In November 2017, French President Emmanuel Macron made a groundbreaking declaration that would have consequences for museums around the world. The former colonial power would endeavour to return looted African heritage to its places of origin. A year later, he committed ‘without delay’ to the repatriation of 26 ceremonial objects from Benin, one of France’s former West African colonies. The artefacts, including a royal throne, sculptures of the kings of Abomey and a statue of the god Gou, would be housed in a new museum built with French assistance. Yet to date they remain, along with 70,000 sub-Saharan objects, in the Musée du quai Branly — Jacques Chirac, France’s flagship museum of ethnography. The movement gained momentum in 2021 with pledges from Berlin and the University of Aberdeen to repatriate the Benin Bronzes they hold.
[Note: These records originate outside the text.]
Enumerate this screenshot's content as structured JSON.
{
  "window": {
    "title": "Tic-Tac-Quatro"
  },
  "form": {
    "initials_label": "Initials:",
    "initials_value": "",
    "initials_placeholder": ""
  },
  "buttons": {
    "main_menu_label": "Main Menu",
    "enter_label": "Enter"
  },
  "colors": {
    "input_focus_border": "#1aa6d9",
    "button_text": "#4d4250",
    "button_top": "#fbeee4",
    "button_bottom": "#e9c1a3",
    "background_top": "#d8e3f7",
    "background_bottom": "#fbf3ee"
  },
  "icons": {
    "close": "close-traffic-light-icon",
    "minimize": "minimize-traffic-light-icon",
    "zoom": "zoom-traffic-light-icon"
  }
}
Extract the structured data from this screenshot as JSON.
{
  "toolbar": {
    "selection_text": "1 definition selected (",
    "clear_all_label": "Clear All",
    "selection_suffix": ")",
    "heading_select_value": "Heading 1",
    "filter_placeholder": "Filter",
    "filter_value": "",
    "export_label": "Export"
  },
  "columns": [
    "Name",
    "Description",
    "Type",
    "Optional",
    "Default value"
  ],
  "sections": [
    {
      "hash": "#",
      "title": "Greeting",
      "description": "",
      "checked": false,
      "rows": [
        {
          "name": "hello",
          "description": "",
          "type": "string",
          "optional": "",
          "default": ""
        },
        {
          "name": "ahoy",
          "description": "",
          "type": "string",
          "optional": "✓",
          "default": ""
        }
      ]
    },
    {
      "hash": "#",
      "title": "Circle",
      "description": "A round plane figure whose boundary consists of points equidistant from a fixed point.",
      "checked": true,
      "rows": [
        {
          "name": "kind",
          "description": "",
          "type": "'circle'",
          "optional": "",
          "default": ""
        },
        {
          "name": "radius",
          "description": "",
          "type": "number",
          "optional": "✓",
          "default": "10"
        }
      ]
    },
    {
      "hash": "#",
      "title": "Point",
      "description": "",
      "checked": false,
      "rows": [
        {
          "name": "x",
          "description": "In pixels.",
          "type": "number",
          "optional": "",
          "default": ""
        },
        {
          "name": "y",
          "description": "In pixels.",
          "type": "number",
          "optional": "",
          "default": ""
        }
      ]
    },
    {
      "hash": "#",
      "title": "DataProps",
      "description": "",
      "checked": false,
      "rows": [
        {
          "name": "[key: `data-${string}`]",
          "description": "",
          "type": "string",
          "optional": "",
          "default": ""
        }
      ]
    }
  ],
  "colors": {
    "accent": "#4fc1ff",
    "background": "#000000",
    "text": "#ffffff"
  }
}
The repatriation of objects is an increasingly urgent debate in the art world, one with historic political and cultural implications. France’s attempt to redress wrongs from its colonial past is a valuable part of this conversation — yet it highlights a confluence of legal and moral complexities that span international jurisdictions, the historical fluidity of national borders and controversy over deaccessions from public collections.
Should objects be displayed in their place of origin, or held in encyclopaedic institutions such as Quai Branly and the British Museum; who owns cultural property, or heritage; and how do we discuss the difference between ‘cultural nationalism’ — where objects are considered the unique heritage of one nation or group — and the universally shared inheritance of ‘cultural internationalism’? These questions are central to the Restitution and Repatriation component of Christie’s Education’s online course Art Law, a six-week online programme introducing legal practice in key regions of the art world.
The session, which focuses on the legal and cultural definitions of these concepts alongside national and international legislation and its limitations, also includes an discussion with Anne-Sophie Nardon, a founding partner of the law firm Borghese Associés. An active member of art law and cultural heritage committees in France and abroad, she has represented artists, collectors and art dealers in cases of theft and illicit trafficking.
Throughout history there have been many instances of the theft and displacement of cultural heritage committed by numerous nations and individuals, with claims often relating to periods of colonialism, war or foreign occupation. A high-profile example, and one that has entered public discourse, is the Parthenon Marbles in the British Museum. The 1801 removal by Thomas Bruce, 7th Earl of Elgin, was conducted with permission from the Turkish government while Greece was under Ottoman rule. Since 1816, they have been housed in the British Museum, despite a formal request by Greece for their return as an essential part of the nation’s heritage.
This request was denied by the museum’s trustees, citing the Marbles’ legal export at the time and their status in the collection: ‘the Parthenon sculptures in London are an important representation of ancient Athenian civilisation in the context of world history. Each year millions of visitors, free of charge…gain insight into how ancient Greece influenced — and was influenced by — the other civilisations that it encountered.’
The Parthenon Marbles bring into sharp relief the problem of repatriation, one rarely defined solely in the law. Like many other examples there is often an impassioned moral discourse but rarely a clear legal one. And where repatriation is the return of a cultural object to a nation state, it’s important to also think about restitution: the return of a cultural object to an individual or group. In 2006, Christie’s facilitated the private sale of Gustav Klimt’s Portrait of Adele Bloch-Bauer I for $135m, at the time a record price for a painting. The sale and subsequent auction of four other paintings by the artist followed a notable restitution case brought against the Austrian government, which had claimed ownership of the works stolen by Nazi authorities following the Anschluss.
Christie’s Chairman Emeritus Stephen Lash knew the litigant Maria Altmann well and had a ringside seat as she fought a successful battle to reclaim her family’s property, which was later dramatised in the 2015 film Woman in Gold. ‘The uniqueness of the Altmann case is that it was so large and so significant that it created huge public awareness, and that in itself is very important,’ he says, also calling for a broader global effort to assist similar claims. ‘What is lacking in the restitution world — I think it’s gradually being addressed — is a consolidated database documenting the history of works of art in every museum in the world.’
‘If objects could speak, what stories would they tell?’ reflects Lash. ‘Those Klimts would speak volumes.’ The world’s museums are whispering galleries of histories, memories and cultures — how nations choose to display their collections and where they should be held will play an increasingly significant role in framing the purpose and ownership of our collective heritage.